I’ve spent the past week in British Columbia enjoying the many pleasures our beautiful northern neighbor has to offer. Driving has not been the least of them. But I did have a few things to learn.
Car vs Pedestrian
Don’t stand in the vicinity of a crosswalk if you don’t plan to cross immediately. Canadians are polite to the point of aggressive civility and will stop for a pedestrian who is still at home contemplating an outing. I have crossed any number of streets I didn’t want to solely to appease a driver who clearly will not budge until I obey. It’s led to some interesting routes and a fitness gain.
Flashing Green Lights
Frequently, otherwise ordinary green traffic lights and green arrows will begin flashing for no obvious reason. I’ve read articles about this and it’s still a mystery. It apparently means different things depending on what province you’re in and (get this) the blink rate. I will bet you a loonie that Canadians don’t understand it either. I have just decided it means proceed with extra politeness.
For my entire life in the U.S., a diamond icon on a lane has meant HOV. A ”high-occupancy vehicle” could be a bus, a carpool, or even one woman with semen-stained panties, in some states. In Canada, however, the SAME ICON means whatever the Ministry of Transportation was in the mood for on street painting day. It could be carpools. It could be buses. It could be bicycles. It could be geese. Look for clues.
Canada is a big country and life is short. Pick up the pace or prepare to be passed. Passing appears to be a national sport in Canada. I have no problem with this. It’s far better than the American pastime of angry tailgating. But to give you an idea of just how much Canadians hate to be stuck behind slow drivers, here’s a true story:

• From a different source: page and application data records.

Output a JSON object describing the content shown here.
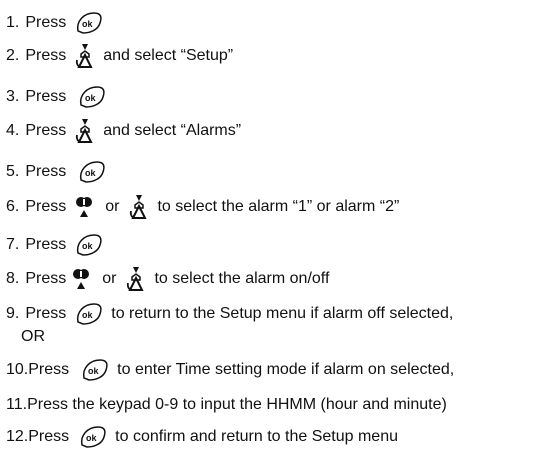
{
  "steps": [
    {
      "num": "1.",
      "parts": [
        "Press"
      ],
      "icons": [
        "ok-icon"
      ],
      "after": [
        ""
      ]
    },
    {
      "num": "2.",
      "parts": [
        "Press"
      ],
      "icons": [
        "down-phone-icon"
      ],
      "after": [
        "and select “Setup”"
      ]
    },
    {
      "num": "3.",
      "parts": [
        "Press"
      ],
      "icons": [
        "ok-icon"
      ],
      "after": [
        ""
      ]
    },
    {
      "num": "4.",
      "parts": [
        "Press"
      ],
      "icons": [
        "down-phone-icon"
      ],
      "after": [
        "and select “Alarms”"
      ]
    },
    {
      "num": "5.",
      "parts": [
        "Press"
      ],
      "icons": [
        "ok-icon"
      ],
      "after": [
        ""
      ]
    },
    {
      "num": "6.",
      "parts": [
        "Press"
      ],
      "icons": [
        "up-icon",
        "down-phone-icon"
      ],
      "middle": "or",
      "after": [
        "to select the alarm “1” or alarm “2”"
      ]
    },
    {
      "num": "7.",
      "parts": [
        "Press"
      ],
      "icons": [
        "ok-icon"
      ],
      "after": [
        ""
      ]
    },
    {
      "num": "8.",
      "parts": [
        "Press"
      ],
      "icons": [
        "up-icon",
        "down-phone-icon"
      ],
      "middle": "or",
      "after": [
        "to select the alarm on/off"
      ]
    },
    {
      "num": "9.",
      "parts": [
        "Press"
      ],
      "icons": [
        "ok-icon"
      ],
      "after": [
        "to return to the Setup menu if alarm off selected,"
      ],
      "continuation": "OR"
    },
    {
      "num": "10.",
      "parts": [
        "Press"
      ],
      "icons": [
        "ok-icon"
      ],
      "after": [
        "to enter Time setting mode if alarm on selected,"
      ]
    },
    {
      "num": "11.",
      "parts": [
        "Press the keypad 0-9 to input the HHMM (hour and minute)"
      ],
      "icons": [],
      "after": []
    },
    {
      "num": "12.",
      "parts": [
        "Press"
      ],
      "icons": [
        "ok-icon"
      ],
      "after": [
        "to confirm and return to the Setup menu"
      ]
    }
  ],
  "ok_icon_text": "ok"
}
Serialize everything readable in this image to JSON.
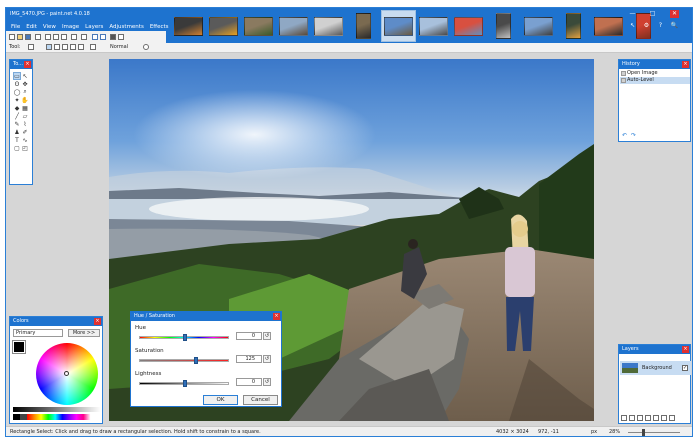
{
  "window": {
    "title": "IMG_5470.JPG - paint.net 4.0.18"
  },
  "menu": [
    "File",
    "Edit",
    "View",
    "Image",
    "Layers",
    "Adjustments",
    "Effects"
  ],
  "menu_more": "›",
  "window_controls": {
    "minimize": "—",
    "maximize": "□",
    "close": "✕",
    "icons": [
      "↖",
      "⚙",
      "?",
      "🔍"
    ]
  },
  "toolbar2": {
    "tool_label": "Tool:",
    "mode_label": "Normal"
  },
  "thumbnails": [
    {
      "name": "thumb-1",
      "colors": [
        "#3a3a3a",
        "#d08030"
      ]
    },
    {
      "name": "thumb-2",
      "colors": [
        "#5a5a5a",
        "#e6a020"
      ]
    },
    {
      "name": "thumb-3",
      "colors": [
        "#8a7a60",
        "#3a5a2a"
      ]
    },
    {
      "name": "thumb-4",
      "colors": [
        "#8fa8c4",
        "#5a4a3a"
      ]
    },
    {
      "name": "thumb-5",
      "colors": [
        "#d0d0d0",
        "#5a5a5a"
      ]
    },
    {
      "name": "thumb-6",
      "colors": [
        "#7a6a50",
        "#2a2a2a"
      ]
    },
    {
      "name": "thumb-7",
      "colors": [
        "#5e8cc8",
        "#6a5a40"
      ]
    },
    {
      "name": "thumb-8",
      "colors": [
        "#a8c0dc",
        "#4a4a4a"
      ]
    },
    {
      "name": "thumb-9",
      "colors": [
        "#d85040",
        "#6090c0"
      ]
    },
    {
      "name": "thumb-10",
      "colors": [
        "#4a4a4a",
        "#c0c0c0"
      ]
    },
    {
      "name": "thumb-11",
      "colors": [
        "#7aa0d0",
        "#404040"
      ]
    },
    {
      "name": "thumb-12",
      "colors": [
        "#3a4a3a",
        "#e0a040"
      ]
    },
    {
      "name": "thumb-13",
      "colors": [
        "#c07050",
        "#2a2a2a"
      ]
    },
    {
      "name": "thumb-14",
      "colors": [
        "#d04030",
        "#803020"
      ]
    }
  ],
  "tools_panel": {
    "title": "To..."
  },
  "history_panel": {
    "title": "History",
    "items": [
      "Open Image",
      "Auto-Level"
    ]
  },
  "colors_panel": {
    "title": "Colors",
    "primary": "Primary",
    "more": "More >>"
  },
  "layers_panel": {
    "title": "Layers",
    "layer": "Background"
  },
  "hue_dialog": {
    "title": "Hue / Saturation",
    "hue_label": "Hue",
    "hue_value": "0",
    "saturation_label": "Saturation",
    "saturation_value": "125",
    "lightness_label": "Lightness",
    "lightness_value": "0",
    "ok": "OK",
    "cancel": "Cancel"
  },
  "status": {
    "text": "Rectangle Select: Click and drag to draw a rectangular selection. Hold shift to constrain to a square.",
    "size": "4032 × 3024",
    "cursor": "972, -11",
    "unit": "px",
    "zoom": "28%"
  }
}
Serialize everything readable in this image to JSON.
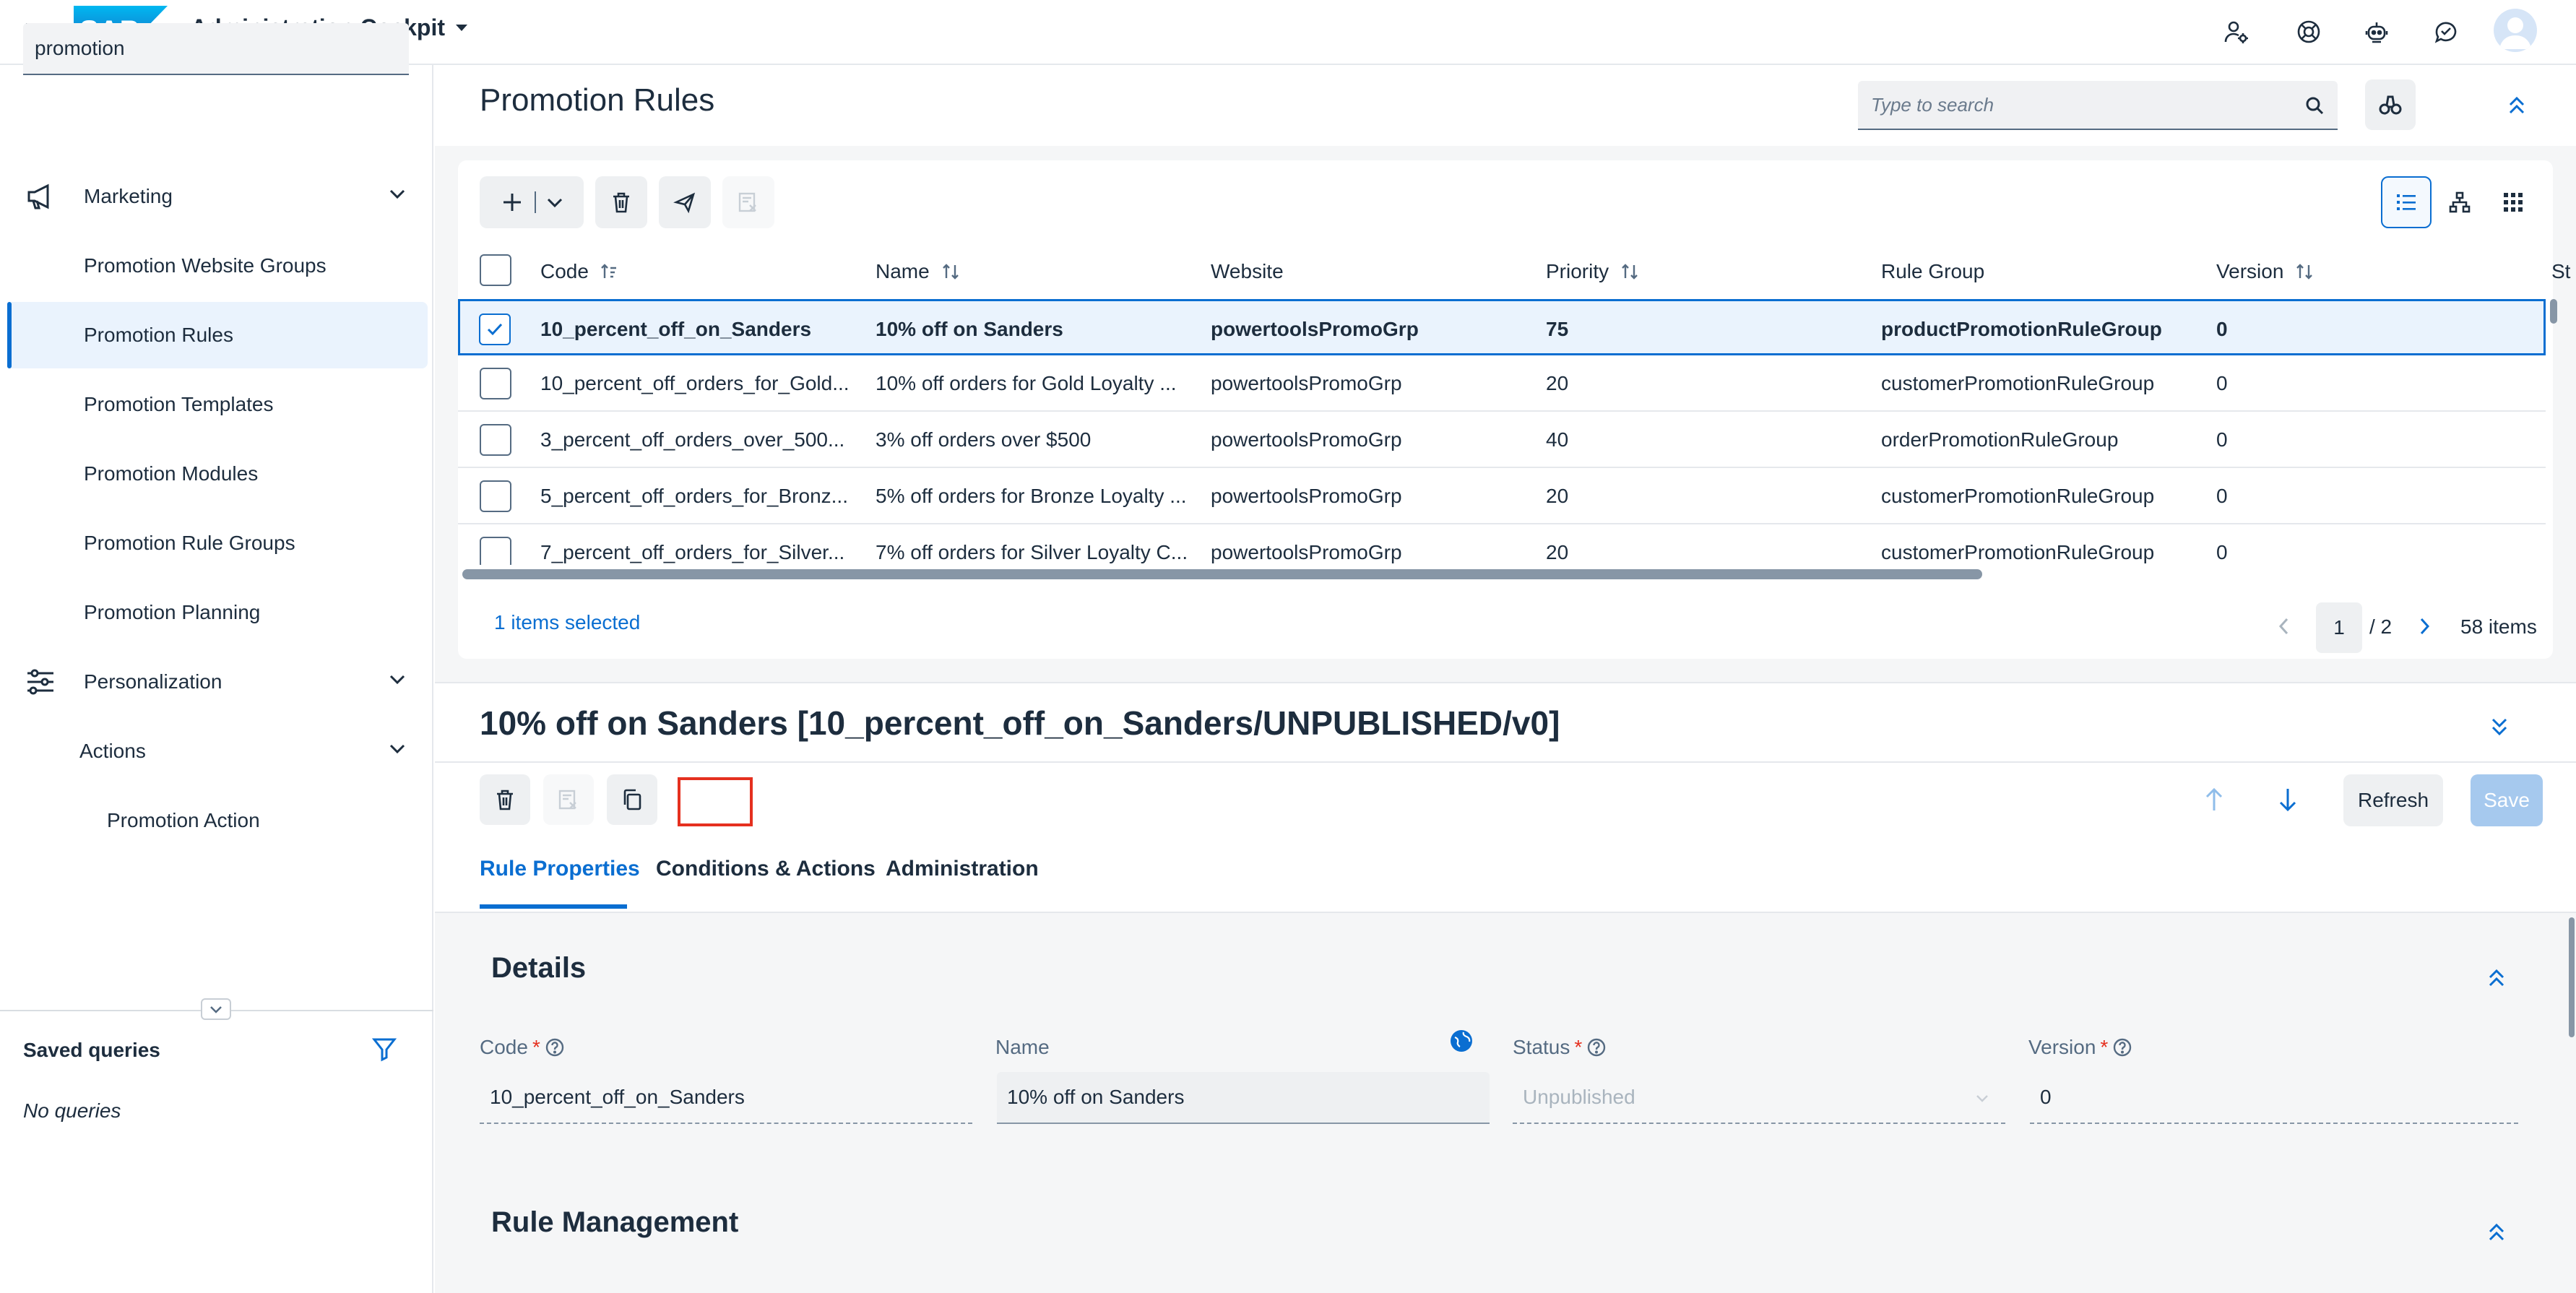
{
  "shell": {
    "logo_text": "SAP",
    "app_title": "Administration Cockpit",
    "icons": [
      "user-settings-icon",
      "support-icon",
      "robot-icon",
      "feedback-icon",
      "avatar"
    ]
  },
  "sidebar": {
    "search_value": "promotion",
    "items": [
      {
        "label": "Marketing",
        "icon": "megaphone-icon",
        "type": "group"
      },
      {
        "label": "Promotion Website Groups",
        "type": "item"
      },
      {
        "label": "Promotion Rules",
        "type": "item",
        "selected": true
      },
      {
        "label": "Promotion Templates",
        "type": "item"
      },
      {
        "label": "Promotion Modules",
        "type": "item"
      },
      {
        "label": "Promotion Rule Groups",
        "type": "item"
      },
      {
        "label": "Promotion Planning",
        "type": "item"
      },
      {
        "label": "Personalization",
        "icon": "sliders-icon",
        "type": "group"
      },
      {
        "label": "Actions",
        "type": "subgroup"
      },
      {
        "label": "Promotion Action",
        "type": "subitem"
      }
    ],
    "saved_queries_title": "Saved queries",
    "no_queries": "No queries"
  },
  "main": {
    "title": "Promotion Rules",
    "search_placeholder": "Type to search"
  },
  "table": {
    "columns": [
      "Code",
      "Name",
      "Website",
      "Priority",
      "Rule Group",
      "Version",
      "St"
    ],
    "rows": [
      {
        "code": "10_percent_off_on_Sanders",
        "name": "10% off on Sanders",
        "website": "powertoolsPromoGrp",
        "priority": "75",
        "group": "productPromotionRuleGroup",
        "version": "0",
        "selected": true
      },
      {
        "code": "10_percent_off_orders_for_Gold...",
        "name": "10% off orders for Gold Loyalty ...",
        "website": "powertoolsPromoGrp",
        "priority": "20",
        "group": "customerPromotionRuleGroup",
        "version": "0",
        "selected": false
      },
      {
        "code": "3_percent_off_orders_over_500...",
        "name": "3% off orders over $500",
        "website": "powertoolsPromoGrp",
        "priority": "40",
        "group": "orderPromotionRuleGroup",
        "version": "0",
        "selected": false
      },
      {
        "code": "5_percent_off_orders_for_Bronz...",
        "name": "5% off orders for Bronze Loyalty ...",
        "website": "powertoolsPromoGrp",
        "priority": "20",
        "group": "customerPromotionRuleGroup",
        "version": "0",
        "selected": false
      },
      {
        "code": "7_percent_off_orders_for_Silver...",
        "name": "7% off orders for Silver Loyalty C...",
        "website": "powertoolsPromoGrp",
        "priority": "20",
        "group": "customerPromotionRuleGroup",
        "version": "0",
        "selected": false
      }
    ],
    "selected_count": "1 items selected",
    "page_current": "1",
    "page_total": "/ 2",
    "items_count": "58 items"
  },
  "detail": {
    "title": "10% off on Sanders [10_percent_off_on_Sanders/UNPUBLISHED/v0]",
    "refresh_label": "Refresh",
    "save_label": "Save",
    "tabs": [
      "Rule Properties",
      "Conditions & Actions",
      "Administration"
    ],
    "details_section": "Details",
    "fields": {
      "code_label": "Code",
      "code_value": "10_percent_off_on_Sanders",
      "name_label": "Name",
      "name_value": "10% off on Sanders",
      "status_label": "Status",
      "status_value": "Unpublished",
      "version_label": "Version",
      "version_value": "0"
    },
    "rule_management_section": "Rule Management"
  },
  "colors": {
    "accent": "#0a6ed1",
    "selected_row_bg": "#eaf3fd",
    "highlight_box": "#e5301f",
    "save_disabled": "#a6c9ee"
  }
}
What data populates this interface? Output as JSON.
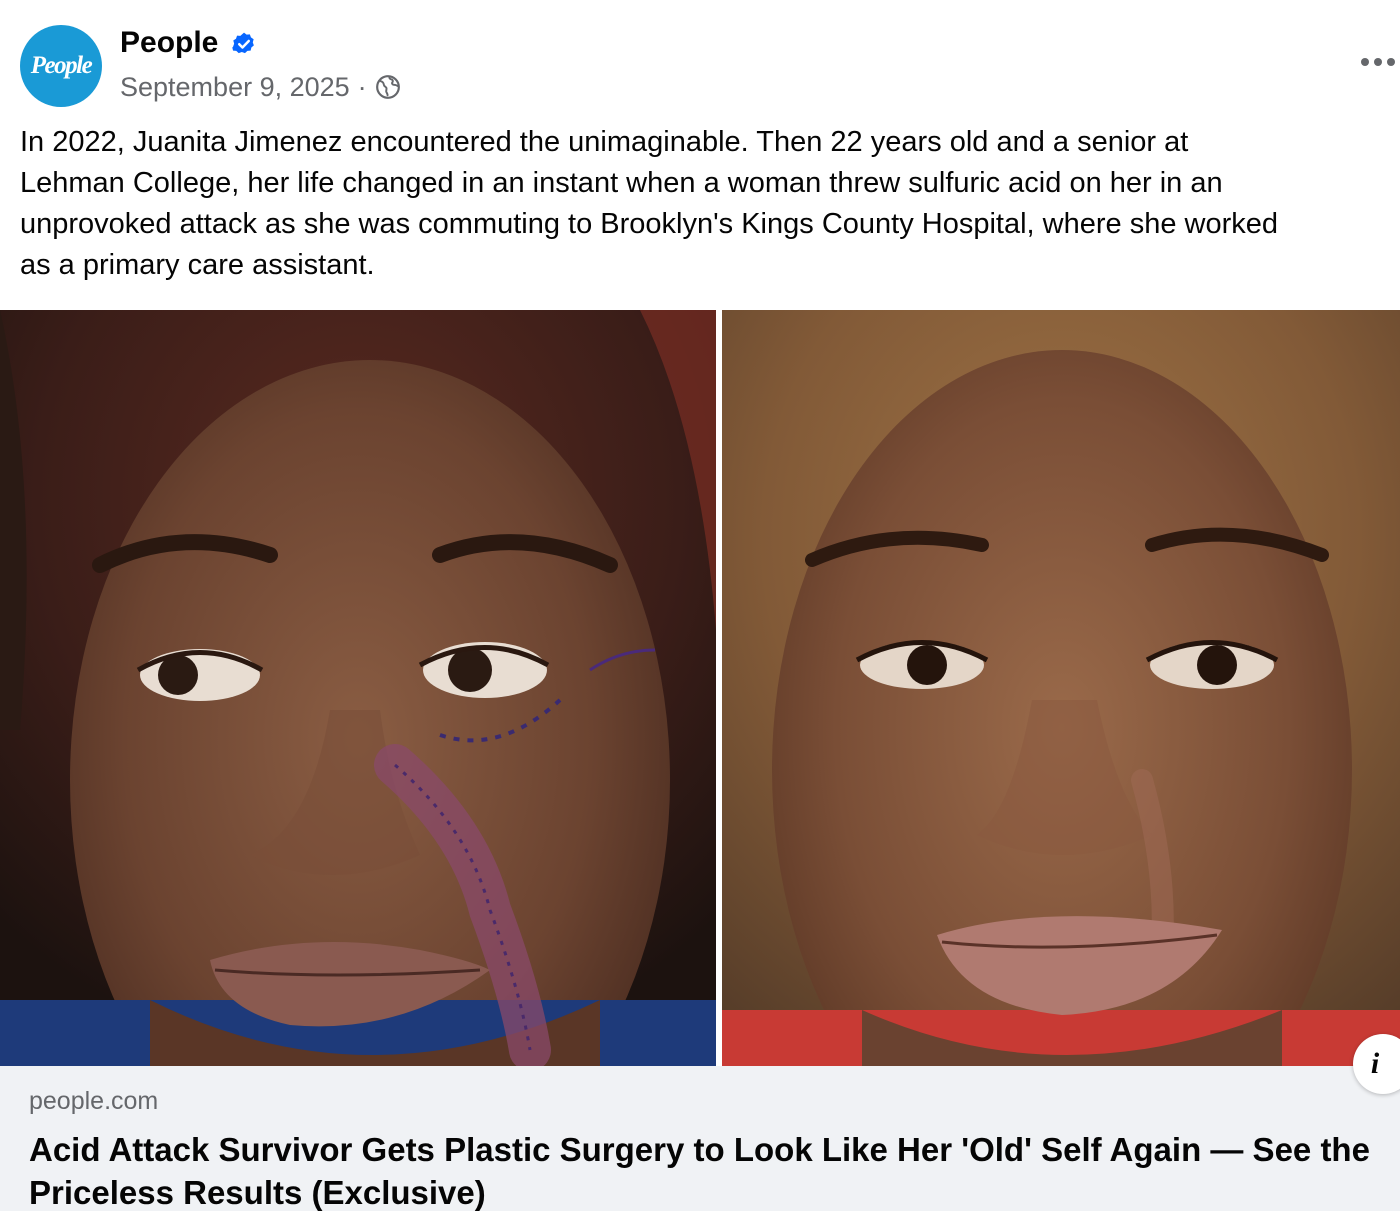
{
  "post": {
    "author": {
      "avatar_text": "People",
      "name": "People",
      "verified": true
    },
    "date": "September 9, 2025",
    "separator": "·",
    "audience_icon": "globe-icon",
    "more_icon": "more-options-icon",
    "caption_lines": [
      "In 2022, Juanita Jimenez encountered the unimaginable. Then 22 years old and a senior at",
      "Lehman College, her life changed in an instant when a woman threw sulfuric acid on her in an",
      "unprovoked attack as she was commuting to Brooklyn's Kings County Hospital, where she worked",
      "as a primary care assistant."
    ],
    "image": {
      "panels": [
        "before-surgery-photo",
        "after-surgery-photo"
      ],
      "info_glyph": "i"
    },
    "link": {
      "domain": "people.com",
      "title": "Acid Attack Survivor Gets Plastic Surgery to Look Like Her 'Old' Self Again — See the Priceless Results (Exclusive)"
    }
  },
  "colors": {
    "brand_avatar": "#1a9ad6",
    "verified_blue": "#0866ff",
    "secondary_text": "#65676b",
    "primary_text": "#050505",
    "link_background": "#f0f2f5"
  }
}
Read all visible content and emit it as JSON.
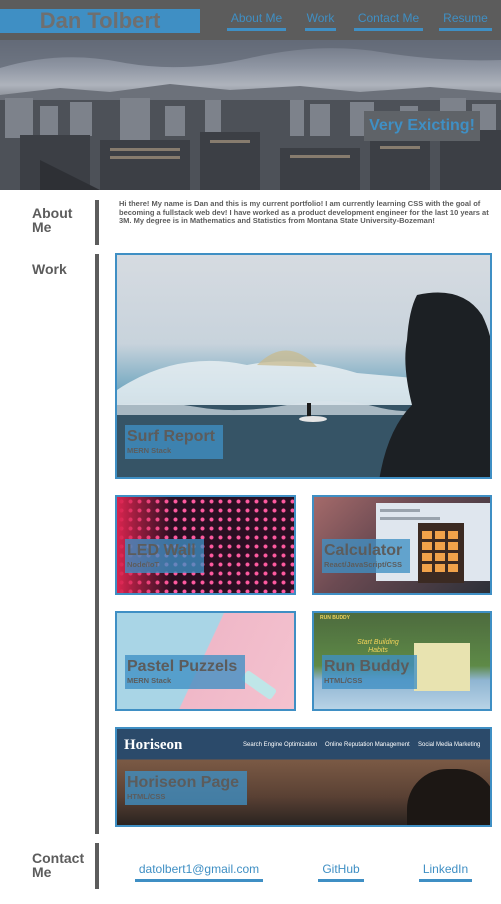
{
  "header": {
    "brand": "Dan Tolbert",
    "nav": [
      "About Me",
      "Work",
      "Contact Me",
      "Resume"
    ]
  },
  "hero": {
    "badge": "Very Exicting!"
  },
  "about": {
    "label": "About Me",
    "text": "Hi there! My name is Dan and this is my current portfolio! I am currently learning CSS with the goal of becoming a fullstack web dev! I have worked as a product development engineer for the last 10 years at 3M. My degree is in Mathematics and Statistics from Montana State University-Bozeman!"
  },
  "work": {
    "label": "Work",
    "projects": [
      {
        "title": "Surf Report",
        "stack": "MERN Stack"
      },
      {
        "title": "LED Wall",
        "stack": "Node/IoT"
      },
      {
        "title": "Calculator",
        "stack": "React/JavaScript/CSS"
      },
      {
        "title": "Pastel Puzzels",
        "stack": "MERN Stack"
      },
      {
        "title": "Run Buddy",
        "stack": "HTML/CSS"
      },
      {
        "title": "Horiseon Page",
        "stack": "HTML/CSS"
      }
    ],
    "screens": {
      "runbuddy_brand": "RUN BUDDY",
      "runbuddy_headline": "Start Building Habits",
      "horiseon_brand": "Horiseon",
      "horiseon_nav": [
        "Search Engine Optimization",
        "Online Reputation Management",
        "Social Media Marketing"
      ]
    }
  },
  "contact": {
    "label": "Contact Me",
    "links": [
      "datolbert1@gmail.com",
      "GitHub",
      "LinkedIn"
    ]
  },
  "colors": {
    "accent": "#3f8fc4",
    "dark": "#5c5c5c"
  }
}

Construction narrowed the road we were on to a single lane just wide enough not to graze the car door handles. It was lined on both sides by orange traffic cones placed about every six centimeters. And yet, TransCa felt the need to post a large “NO PASSING” sign.
Tomorrow we head home. It’s been a great week. Thanks, Canada. You have a lovely country and I hope you keep it that way forever. Quirks included.